### [Source information]
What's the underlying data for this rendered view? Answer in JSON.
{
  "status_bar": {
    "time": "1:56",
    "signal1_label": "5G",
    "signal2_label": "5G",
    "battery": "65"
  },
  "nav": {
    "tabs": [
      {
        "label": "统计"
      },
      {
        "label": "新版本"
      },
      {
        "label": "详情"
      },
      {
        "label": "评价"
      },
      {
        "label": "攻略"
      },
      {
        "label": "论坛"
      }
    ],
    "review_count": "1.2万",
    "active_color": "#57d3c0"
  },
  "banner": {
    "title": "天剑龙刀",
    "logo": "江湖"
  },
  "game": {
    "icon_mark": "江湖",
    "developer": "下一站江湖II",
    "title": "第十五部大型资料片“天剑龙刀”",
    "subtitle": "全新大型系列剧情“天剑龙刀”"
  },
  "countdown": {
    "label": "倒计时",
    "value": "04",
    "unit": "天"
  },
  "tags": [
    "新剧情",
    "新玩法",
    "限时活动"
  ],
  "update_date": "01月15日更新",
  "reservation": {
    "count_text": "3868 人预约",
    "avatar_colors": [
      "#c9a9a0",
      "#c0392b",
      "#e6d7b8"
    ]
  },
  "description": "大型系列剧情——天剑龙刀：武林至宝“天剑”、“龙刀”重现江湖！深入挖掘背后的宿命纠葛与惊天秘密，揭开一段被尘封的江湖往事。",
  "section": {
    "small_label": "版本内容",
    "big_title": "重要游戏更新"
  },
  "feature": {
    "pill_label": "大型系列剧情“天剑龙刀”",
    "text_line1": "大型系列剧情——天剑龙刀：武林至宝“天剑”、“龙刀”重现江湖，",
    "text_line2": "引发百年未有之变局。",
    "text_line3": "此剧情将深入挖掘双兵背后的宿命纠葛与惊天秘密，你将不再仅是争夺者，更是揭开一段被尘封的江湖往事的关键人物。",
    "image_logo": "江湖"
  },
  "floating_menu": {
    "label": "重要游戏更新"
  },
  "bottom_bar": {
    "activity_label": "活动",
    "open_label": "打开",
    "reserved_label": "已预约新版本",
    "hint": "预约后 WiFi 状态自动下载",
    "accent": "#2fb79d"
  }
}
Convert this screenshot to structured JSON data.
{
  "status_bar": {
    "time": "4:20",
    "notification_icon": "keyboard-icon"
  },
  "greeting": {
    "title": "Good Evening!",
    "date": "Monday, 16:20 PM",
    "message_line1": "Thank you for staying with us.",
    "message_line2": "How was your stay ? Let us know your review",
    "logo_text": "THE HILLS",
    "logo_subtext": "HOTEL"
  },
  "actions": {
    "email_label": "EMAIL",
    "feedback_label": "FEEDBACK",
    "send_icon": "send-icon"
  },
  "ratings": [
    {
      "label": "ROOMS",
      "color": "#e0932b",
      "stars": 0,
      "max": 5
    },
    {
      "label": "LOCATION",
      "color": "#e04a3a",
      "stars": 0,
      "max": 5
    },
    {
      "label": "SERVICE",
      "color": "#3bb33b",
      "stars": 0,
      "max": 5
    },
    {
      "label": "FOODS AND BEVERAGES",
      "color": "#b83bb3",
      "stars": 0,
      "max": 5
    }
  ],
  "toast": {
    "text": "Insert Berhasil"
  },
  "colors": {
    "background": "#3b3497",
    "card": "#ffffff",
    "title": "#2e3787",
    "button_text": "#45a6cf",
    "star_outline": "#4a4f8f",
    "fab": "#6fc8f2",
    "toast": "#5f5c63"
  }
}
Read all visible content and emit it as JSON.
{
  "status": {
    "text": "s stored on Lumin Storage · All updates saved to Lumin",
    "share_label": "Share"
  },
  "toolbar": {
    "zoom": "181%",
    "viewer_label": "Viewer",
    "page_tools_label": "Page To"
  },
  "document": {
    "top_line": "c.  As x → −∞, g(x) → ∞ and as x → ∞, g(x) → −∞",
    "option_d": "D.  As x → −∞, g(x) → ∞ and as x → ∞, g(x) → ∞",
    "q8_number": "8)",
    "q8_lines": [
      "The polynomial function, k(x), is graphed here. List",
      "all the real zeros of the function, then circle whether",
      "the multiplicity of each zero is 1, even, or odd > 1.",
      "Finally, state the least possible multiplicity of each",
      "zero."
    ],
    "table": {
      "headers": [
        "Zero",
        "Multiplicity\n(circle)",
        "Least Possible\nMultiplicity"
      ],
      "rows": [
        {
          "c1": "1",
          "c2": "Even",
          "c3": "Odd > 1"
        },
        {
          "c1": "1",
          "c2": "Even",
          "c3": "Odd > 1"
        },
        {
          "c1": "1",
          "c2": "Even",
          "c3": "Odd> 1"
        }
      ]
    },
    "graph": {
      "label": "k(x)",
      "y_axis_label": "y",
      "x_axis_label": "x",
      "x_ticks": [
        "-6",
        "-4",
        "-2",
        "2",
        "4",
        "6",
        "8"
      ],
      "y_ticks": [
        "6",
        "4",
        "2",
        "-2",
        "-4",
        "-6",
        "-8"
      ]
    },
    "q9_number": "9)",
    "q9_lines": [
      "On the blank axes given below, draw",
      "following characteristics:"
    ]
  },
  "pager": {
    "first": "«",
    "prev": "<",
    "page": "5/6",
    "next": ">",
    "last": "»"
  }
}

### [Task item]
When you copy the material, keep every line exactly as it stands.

### [Written solution]
What's the underlying data for this rendered view? Answer in JSON.
{
  "status_bar": {
    "time": "1:56",
    "signal1_label": "5G",
    "signal2_label": "5G",
    "battery": "65"
  },
  "nav": {
    "tabs": [
      {
        "label": "统计"
      },
      {
        "label": "新版本"
      },
      {
        "label": "详情"
      },
      {
        "label": "评价"
      },
      {
        "label": "攻略"
      },
      {
        "label": "论坛"
      }
    ],
    "review_count": "1.2万",
    "active_color": "#57d3c0"
  },
  "banner": {
    "title": "天剑龙刀",
    "logo": "江湖"
  },
  "game": {
    "icon_mark": "江湖",
    "developer": "下一站江湖II",
    "title": "第十五部大型资料片“天剑龙刀”",
    "subtitle": "全新大型系列剧情“天剑龙刀”"
  },
  "countdown": {
    "label": "倒计时",
    "value": "04",
    "unit": "天"
  },
  "tags": [
    "新剧情",
    "新玩法",
    "限时活动"
  ],
  "update_date": "01月15日更新",
  "reservation": {
    "count_text": "3868 人预约",
    "avatar_colors": [
      "#c9a9a0",
      "#c0392b",
      "#e6d7b8"
    ]
  },
  "description": "大型系列剧情——天剑龙刀：武林至宝“天剑”、“龙刀”重现江湖！深入挖掘背后的宿命纠葛与惊天秘密，揭开一段被尘封的江湖往事。",
  "section": {
    "small_label": "版本内容",
    "big_title": "重要游戏更新"
  },
  "feature": {
    "pill_label": "大型系列剧情“天剑龙刀”",
    "text_line1": "大型系列剧情——天剑龙刀：武林至宝“天剑”、“龙刀”重现江湖，",
    "text_line2": "引发百年未有之变局。",
    "text_line3": "此剧情将深入挖掘双兵背后的宿命纠葛与惊天秘密，你将不再仅是争夺者，更是揭开一段被尘封的江湖往事的关键人物。",
    "image_logo": "江湖"
  },
  "floating_menu": {
    "label": "重要游戏更新"
  },
  "bottom_bar": {
    "activity_label": "活动",
    "open_label": "打开",
    "reserved_label": "已预约新版本",
    "hint": "预约后 WiFi 状态自动下载",
    "accent": "#2fb79d"
  }
}
Convert this screenshot to structured JSON data.
{
  "status_bar": {
    "time": "4:20",
    "notification_icon": "keyboard-icon"
  },
  "greeting": {
    "title": "Good Evening!",
    "date": "Monday, 16:20 PM",
    "message_line1": "Thank you for staying with us.",
    "message_line2": "How was your stay ? Let us know your review",
    "logo_text": "THE HILLS",
    "logo_subtext": "HOTEL"
  },
  "actions": {
    "email_label": "EMAIL",
    "feedback_label": "FEEDBACK",
    "send_icon": "send-icon"
  },
  "ratings": [
    {
      "label": "ROOMS",
      "color": "#e0932b",
      "stars": 0,
      "max": 5
    },
    {
      "label": "LOCATION",
      "color": "#e04a3a",
      "stars": 0,
      "max": 5
    },
    {
      "label": "SERVICE",
      "color": "#3bb33b",
      "stars": 0,
      "max": 5
    },
    {
      "label": "FOODS AND BEVERAGES",
      "color": "#b83bb3",
      "stars": 0,
      "max": 5
    }
  ],
  "toast": {
    "text": "Insert Berhasil"
  },
  "colors": {
    "background": "#3b3497",
    "card": "#ffffff",
    "title": "#2e3787",
    "button_text": "#45a6cf",
    "star_outline": "#4a4f8f",
    "fab": "#6fc8f2",
    "toast": "#5f5c63"
  }
}
Read all visible content and emit it as JSON.
{
  "status": {
    "text": "s stored on Lumin Storage · All updates saved to Lumin",
    "share_label": "Share"
  },
  "toolbar": {
    "zoom": "181%",
    "viewer_label": "Viewer",
    "page_tools_label": "Page To"
  },
  "document": {
    "top_line": "c.  As x → −∞, g(x) → ∞ and as x → ∞, g(x) → −∞",
    "option_d": "D.  As x → −∞, g(x) → ∞ and as x → ∞, g(x) → ∞",
    "q8_number": "8)",
    "q8_lines": [
      "The polynomial function, k(x), is graphed here. List",
      "all the real zeros of the function, then circle whether",
      "the multiplicity of each zero is 1, even, or odd > 1.",
      "Finally, state the least possible multiplicity of each",
      "zero."
    ],
    "table": {
      "headers": [
        "Zero",
        "Multiplicity\n(circle)",
        "Least Possible\nMultiplicity"
      ],
      "rows": [
        {
          "c1": "1",
          "c2": "Even",
          "c3": "Odd > 1"
        },
        {
          "c1": "1",
          "c2": "Even",
          "c3": "Odd > 1"
        },
        {
          "c1": "1",
          "c2": "Even",
          "c3": "Odd> 1"
        }
      ]
    },
    "graph": {
      "label": "k(x)",
      "y_axis_label": "y",
      "x_axis_label": "x",
      "x_ticks": [
        "-6",
        "-4",
        "-2",
        "2",
        "4",
        "6",
        "8"
      ],
      "y_ticks": [
        "6",
        "4",
        "2",
        "-2",
        "-4",
        "-6",
        "-8"
      ]
    },
    "q9_number": "9)",
    "q9_lines": [
      "On the blank axes given below, draw",
      "following characteristics:"
    ]
  },
  "pager": {
    "first": "«",
    "prev": "<",
    "page": "5/6",
    "next": ">",
    "last": "»"
  }
}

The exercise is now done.